Filter the listing below, keeping only the lines with the word "restore".

Record set:
════

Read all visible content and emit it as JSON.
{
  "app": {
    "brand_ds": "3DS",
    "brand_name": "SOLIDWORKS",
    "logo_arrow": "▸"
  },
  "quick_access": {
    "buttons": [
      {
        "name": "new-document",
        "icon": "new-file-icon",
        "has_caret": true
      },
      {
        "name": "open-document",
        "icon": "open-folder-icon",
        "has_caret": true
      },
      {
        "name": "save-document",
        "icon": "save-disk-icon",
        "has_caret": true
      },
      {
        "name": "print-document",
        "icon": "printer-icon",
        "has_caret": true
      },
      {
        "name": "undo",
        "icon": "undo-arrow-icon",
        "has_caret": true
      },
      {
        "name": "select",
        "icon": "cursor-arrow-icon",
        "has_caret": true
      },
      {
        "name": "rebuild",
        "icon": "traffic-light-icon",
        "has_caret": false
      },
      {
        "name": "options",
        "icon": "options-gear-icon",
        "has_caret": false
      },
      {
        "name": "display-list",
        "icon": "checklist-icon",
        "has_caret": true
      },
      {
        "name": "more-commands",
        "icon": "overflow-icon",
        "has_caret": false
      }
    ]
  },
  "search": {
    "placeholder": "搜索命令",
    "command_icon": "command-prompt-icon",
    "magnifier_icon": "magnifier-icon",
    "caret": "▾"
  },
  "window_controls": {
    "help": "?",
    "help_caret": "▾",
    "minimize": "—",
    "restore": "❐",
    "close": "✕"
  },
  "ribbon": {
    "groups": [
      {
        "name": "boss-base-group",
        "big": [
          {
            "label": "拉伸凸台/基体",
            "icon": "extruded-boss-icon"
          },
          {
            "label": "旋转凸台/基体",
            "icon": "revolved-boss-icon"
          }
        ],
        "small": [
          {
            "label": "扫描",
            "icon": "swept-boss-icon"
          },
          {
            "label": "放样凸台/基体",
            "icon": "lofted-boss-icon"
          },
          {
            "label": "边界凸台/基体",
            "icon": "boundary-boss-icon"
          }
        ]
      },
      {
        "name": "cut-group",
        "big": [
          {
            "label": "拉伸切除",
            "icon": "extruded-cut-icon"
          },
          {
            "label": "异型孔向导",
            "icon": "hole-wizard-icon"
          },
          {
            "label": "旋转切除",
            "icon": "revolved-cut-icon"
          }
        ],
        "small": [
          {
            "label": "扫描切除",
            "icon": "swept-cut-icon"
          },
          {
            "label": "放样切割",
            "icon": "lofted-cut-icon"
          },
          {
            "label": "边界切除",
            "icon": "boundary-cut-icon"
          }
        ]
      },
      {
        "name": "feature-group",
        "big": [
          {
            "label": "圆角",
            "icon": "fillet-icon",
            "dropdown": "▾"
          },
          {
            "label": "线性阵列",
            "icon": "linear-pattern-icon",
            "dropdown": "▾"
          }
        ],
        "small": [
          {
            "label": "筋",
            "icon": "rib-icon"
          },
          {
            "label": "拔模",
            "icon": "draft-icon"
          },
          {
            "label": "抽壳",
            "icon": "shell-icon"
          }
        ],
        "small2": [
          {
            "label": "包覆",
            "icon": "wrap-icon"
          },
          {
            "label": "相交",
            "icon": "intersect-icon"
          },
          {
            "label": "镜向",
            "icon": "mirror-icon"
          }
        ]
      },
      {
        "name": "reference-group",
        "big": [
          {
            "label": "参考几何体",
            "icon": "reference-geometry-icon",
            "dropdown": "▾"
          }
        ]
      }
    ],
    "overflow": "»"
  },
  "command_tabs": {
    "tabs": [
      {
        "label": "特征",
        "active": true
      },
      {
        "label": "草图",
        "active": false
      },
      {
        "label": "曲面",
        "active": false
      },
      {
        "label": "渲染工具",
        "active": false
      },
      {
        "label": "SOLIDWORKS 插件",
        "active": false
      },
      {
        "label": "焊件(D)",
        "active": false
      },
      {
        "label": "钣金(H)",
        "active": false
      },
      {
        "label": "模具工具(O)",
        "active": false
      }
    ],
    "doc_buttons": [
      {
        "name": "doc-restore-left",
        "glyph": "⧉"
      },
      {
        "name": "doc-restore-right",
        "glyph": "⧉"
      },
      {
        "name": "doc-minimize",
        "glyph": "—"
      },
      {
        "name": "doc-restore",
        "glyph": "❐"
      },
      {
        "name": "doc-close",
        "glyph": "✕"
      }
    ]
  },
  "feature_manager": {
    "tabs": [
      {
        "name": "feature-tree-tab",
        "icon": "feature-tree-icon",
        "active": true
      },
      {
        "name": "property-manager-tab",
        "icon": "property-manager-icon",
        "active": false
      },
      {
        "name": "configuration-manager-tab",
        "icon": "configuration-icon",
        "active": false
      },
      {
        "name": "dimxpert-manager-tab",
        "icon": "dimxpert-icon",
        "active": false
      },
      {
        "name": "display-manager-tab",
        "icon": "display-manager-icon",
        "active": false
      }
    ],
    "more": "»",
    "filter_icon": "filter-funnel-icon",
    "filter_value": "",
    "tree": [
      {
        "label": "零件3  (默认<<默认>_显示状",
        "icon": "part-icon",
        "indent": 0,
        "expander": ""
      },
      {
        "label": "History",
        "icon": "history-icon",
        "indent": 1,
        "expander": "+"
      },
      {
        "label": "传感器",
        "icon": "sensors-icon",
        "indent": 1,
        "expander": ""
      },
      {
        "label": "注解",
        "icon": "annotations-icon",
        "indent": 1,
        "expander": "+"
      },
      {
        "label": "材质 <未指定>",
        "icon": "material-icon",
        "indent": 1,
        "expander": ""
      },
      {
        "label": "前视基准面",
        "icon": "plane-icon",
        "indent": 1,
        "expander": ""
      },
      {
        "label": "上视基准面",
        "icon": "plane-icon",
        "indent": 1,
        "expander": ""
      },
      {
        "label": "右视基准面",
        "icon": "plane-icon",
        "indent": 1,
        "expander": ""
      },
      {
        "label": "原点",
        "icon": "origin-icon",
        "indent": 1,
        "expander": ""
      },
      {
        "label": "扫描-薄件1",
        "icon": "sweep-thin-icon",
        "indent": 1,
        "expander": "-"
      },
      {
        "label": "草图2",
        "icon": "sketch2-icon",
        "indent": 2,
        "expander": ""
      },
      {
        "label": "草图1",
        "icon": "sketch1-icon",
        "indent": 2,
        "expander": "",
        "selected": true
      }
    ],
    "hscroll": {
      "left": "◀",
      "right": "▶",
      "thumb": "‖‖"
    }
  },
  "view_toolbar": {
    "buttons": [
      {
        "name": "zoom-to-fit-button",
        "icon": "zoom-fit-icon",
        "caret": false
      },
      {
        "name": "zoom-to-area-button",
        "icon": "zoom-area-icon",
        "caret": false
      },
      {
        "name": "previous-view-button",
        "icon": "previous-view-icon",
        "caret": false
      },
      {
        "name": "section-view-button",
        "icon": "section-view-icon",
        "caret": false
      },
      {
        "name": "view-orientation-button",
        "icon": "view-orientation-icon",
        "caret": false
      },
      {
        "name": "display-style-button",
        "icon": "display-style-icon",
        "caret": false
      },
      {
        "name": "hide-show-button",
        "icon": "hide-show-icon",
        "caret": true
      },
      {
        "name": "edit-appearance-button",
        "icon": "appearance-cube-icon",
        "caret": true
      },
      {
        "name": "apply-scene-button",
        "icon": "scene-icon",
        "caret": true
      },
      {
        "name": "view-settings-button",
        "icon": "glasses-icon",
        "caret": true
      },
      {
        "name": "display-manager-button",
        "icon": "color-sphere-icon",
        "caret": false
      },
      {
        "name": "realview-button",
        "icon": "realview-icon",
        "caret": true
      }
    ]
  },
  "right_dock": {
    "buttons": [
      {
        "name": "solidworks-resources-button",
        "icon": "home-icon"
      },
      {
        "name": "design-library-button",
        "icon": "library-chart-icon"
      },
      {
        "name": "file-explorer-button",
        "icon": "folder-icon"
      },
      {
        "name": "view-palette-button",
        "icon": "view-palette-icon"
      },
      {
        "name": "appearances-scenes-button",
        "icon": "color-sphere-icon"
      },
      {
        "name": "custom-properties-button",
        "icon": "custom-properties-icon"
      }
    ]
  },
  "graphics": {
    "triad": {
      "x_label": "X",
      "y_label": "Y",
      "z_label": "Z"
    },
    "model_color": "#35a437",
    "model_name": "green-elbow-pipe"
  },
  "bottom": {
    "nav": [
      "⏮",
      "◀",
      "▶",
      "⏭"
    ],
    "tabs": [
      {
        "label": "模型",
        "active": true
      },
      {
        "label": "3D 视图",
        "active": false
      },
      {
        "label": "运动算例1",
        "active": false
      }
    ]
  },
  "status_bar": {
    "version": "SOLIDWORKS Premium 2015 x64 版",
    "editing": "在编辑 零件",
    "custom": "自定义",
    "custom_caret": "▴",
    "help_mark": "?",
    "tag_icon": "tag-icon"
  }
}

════

Final answer:
    "restore": "❐",
        "name": "doc-restore-left",
        "name": "doc-restore-right",
        "name": "doc-restore",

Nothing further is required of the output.